Spearheaded by Olam, springboard is Jigawa State
Aflasafe™ has made its debut in the groundnuts arena in Nigeria, thanks to Olam – an international trading company with operations in Nigeria – and Nigeria’s Jigawa State Government. Olam is seeking aflatoxin-safe groundnuts for export, for which the company signed a Memorandum of Understanding (MoU) in July 2017 with the International Institute of Tropical Agriculture (IITA) and the Jigawa State Government. The MoU was facilitated by IITA’s Aflasafe Technology Transfer and Commercialisation initiative (ATTC).
Under the terms of the MoU, Olam Nigeria provided groundnut farmers with Aflasafe, while ATTC trained extension agents and lead farmers on correct and effective Aflasafe application. Olam partnered with the Jigawa Agricultural Supply Company (JASCO) to set up groundnut collection points at JASCO warehouses. The State government clustered groundnut farmers, and provided major inputs such as seed and fertiliser. IITA’s scientists monitored post-application performance on farmers’ fields in selected parts of the State. Although it is early days yet and sample size small, the results on product performance are extremely positive.

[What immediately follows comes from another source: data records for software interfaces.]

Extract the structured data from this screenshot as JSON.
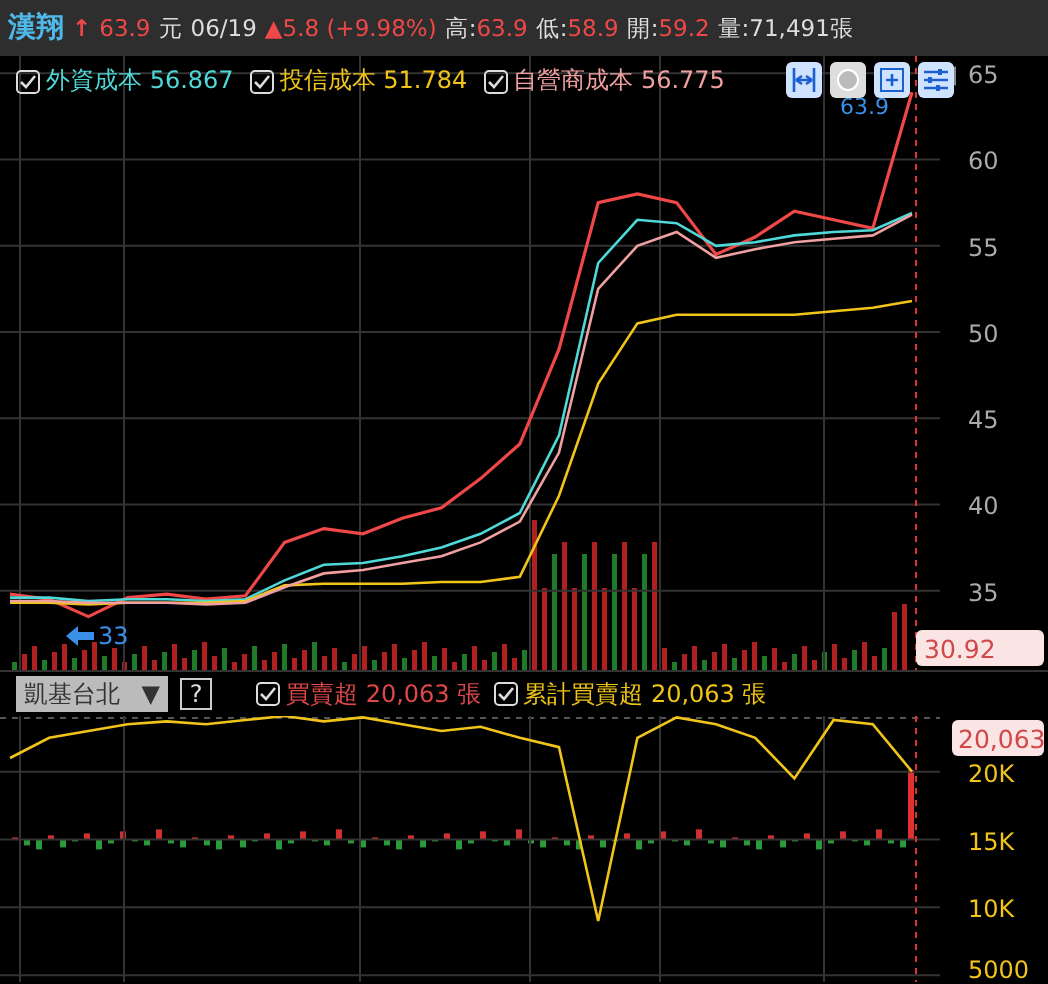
{
  "header": {
    "name": "漢翔",
    "arrow": "↑",
    "price": "63.9",
    "unit": "元",
    "date": "06/19",
    "change": "▲5.8 (+9.98%)",
    "stats": [
      {
        "label": "高:",
        "value": "63.9"
      },
      {
        "label": "低:",
        "value": "58.9"
      },
      {
        "label": "開:",
        "value": "59.2"
      }
    ],
    "volume": "量:71,491張"
  },
  "legend": [
    {
      "value": "56.867",
      "checked": true
    },
    {
      "value": "51.784",
      "checked": true
    },
    {
      "value": "56.775",
      "checked": true
    }
  ],
  "high_marker": "63.9",
  "low_marker": "33",
  "volume_tag": "30.92",
  "chart_data": {
    "type": "line",
    "grid": true,
    "ylim": [
      30.4,
      66
    ],
    "yticks": [
      35,
      40,
      45,
      50,
      55,
      60,
      65
    ],
    "series": [
      {
        "color": "#f04848",
        "values": [
          34.8,
          34.5,
          33.5,
          34.6,
          34.8,
          34.5,
          34.7,
          37.8,
          38.6,
          38.3,
          39.2,
          39.8,
          41.5,
          43.5,
          49,
          57.5,
          58,
          57.5,
          54.5,
          55.5,
          57,
          56.5,
          56,
          63.9
        ]
      },
      {
        "name": "外資成本",
        "color": "#4fd8d8",
        "values": [
          34.6,
          34.6,
          34.4,
          34.5,
          34.5,
          34.4,
          34.5,
          35.6,
          36.5,
          36.6,
          37,
          37.5,
          38.3,
          39.5,
          44,
          54,
          56.5,
          56.3,
          55,
          55.2,
          55.6,
          55.8,
          55.9,
          56.9
        ]
      },
      {
        "name": "投信成本",
        "color": "#f0c419",
        "values": [
          34.3,
          34.3,
          34.2,
          34.3,
          34.3,
          34.3,
          34.4,
          35.3,
          35.4,
          35.4,
          35.4,
          35.5,
          35.5,
          35.8,
          40.5,
          47,
          50.5,
          51,
          51,
          51,
          51,
          51.2,
          51.4,
          51.8
        ]
      },
      {
        "name": "自營商成本",
        "color": "#f0a0a0",
        "values": [
          34.4,
          34.4,
          34.3,
          34.3,
          34.3,
          34.2,
          34.3,
          35.2,
          36,
          36.2,
          36.6,
          37,
          37.8,
          39,
          43,
          52.5,
          55,
          55.8,
          54.3,
          54.8,
          55.2,
          55.4,
          55.6,
          56.8
        ]
      }
    ]
  },
  "lower": {
    "dropdown": {
      "value": "凱基台北",
      "caret": "▼"
    },
    "help": "?",
    "legend": [
      {
        "label": "買賣超",
        "value": "20,063 張",
        "checked": true,
        "color": "#e04848"
      },
      {
        "value": "20,063 張",
        "checked": true
      }
    ],
    "tag": "20,063",
    "chart_data": {
      "type": "line",
      "grid": true,
      "ylim": [
        4500,
        24100
      ],
      "yticks": [
        {
          "value": 20000,
          "label": "20K"
        },
        {
          "value": 15000,
          "label": "15K"
        },
        {
          "value": 10000,
          "label": "10K"
        },
        {
          "value": 5000,
          "label": "5000"
        }
      ],
      "series": [
        {
          "name": "累計買賣超",
          "color": "#f0c419",
          "values": [
            21000,
            22500,
            23000,
            23500,
            23700,
            23500,
            23800,
            24100,
            23700,
            24000,
            23500,
            23000,
            23300,
            22500,
            21800,
            9000,
            22500,
            24000,
            23500,
            22500,
            19500,
            23800,
            23500,
            20000
          ]
        }
      ]
    }
  }
}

While Olam set an aflatoxin target of 15 parts per billion (ppb) for the first year, testing of a few samples aggregated for purchase by Olam showed 2 ppb and less. This factor alone – outstanding product performance – has inspired confidence in Aflasafe, which has in turn motivated actors in the agribusiness clusters to continue using Aflasafe.
Despite product-performance success, there are also sobering lessons and reality checks for all partners involved, from which much has been learnt to avoid recurrence. Amongst the setbacks were delays in providing inputs, insufficient data-capture of participating farmers, as well as miscommunication between the various actors, which all in turn hindered the scope. Whereas the target had been to protect 3,500 hectares of groundnuts with Aflasafe, the coverage was one-tenth of the target, at 350 hectares. But despite the impediments, all partners are committed to continue the drive, and to treat the hurdles as teething problems to learn from, which are part and parcel of a new initiative. One idea partners are considering for strength in numbers is to formalise the Groundnut Agribusiness Cluster in Jigawa, in a bid to attract more businesses along the groundnut value chain.
Motivated by the success in Jigawa State, ATTC will be working with the Nigerian Export Promotion Council, Harvestfield Industries Limited, international commodity trading companies and the National Groundnut Producers, Processors and Marketers Association of Nigeria (NGROPPMAN) to spread the intervention to four other states in 2018 (Adamawa, Bauchi, Kebbi and Kwara).
This new drive on groundnuts falls under the non-oil Export-Oriented Production Cluster (OPEC). OPEC was designed by ATTC as a strategic intervention to revive groundnut exports in Nigeria through improved quality, and thus contribute to the country’s quest for non-oil exports, as part of The Green Alternative. OPEC’s primary focus is to use Aflasafe alongside other good agricultural practices in addressing the aflatoxin challenge afflicting Nigeria’s groundnut value chain. Nigeria has lost much revenue through lost export opportunities owing to aflatoxin.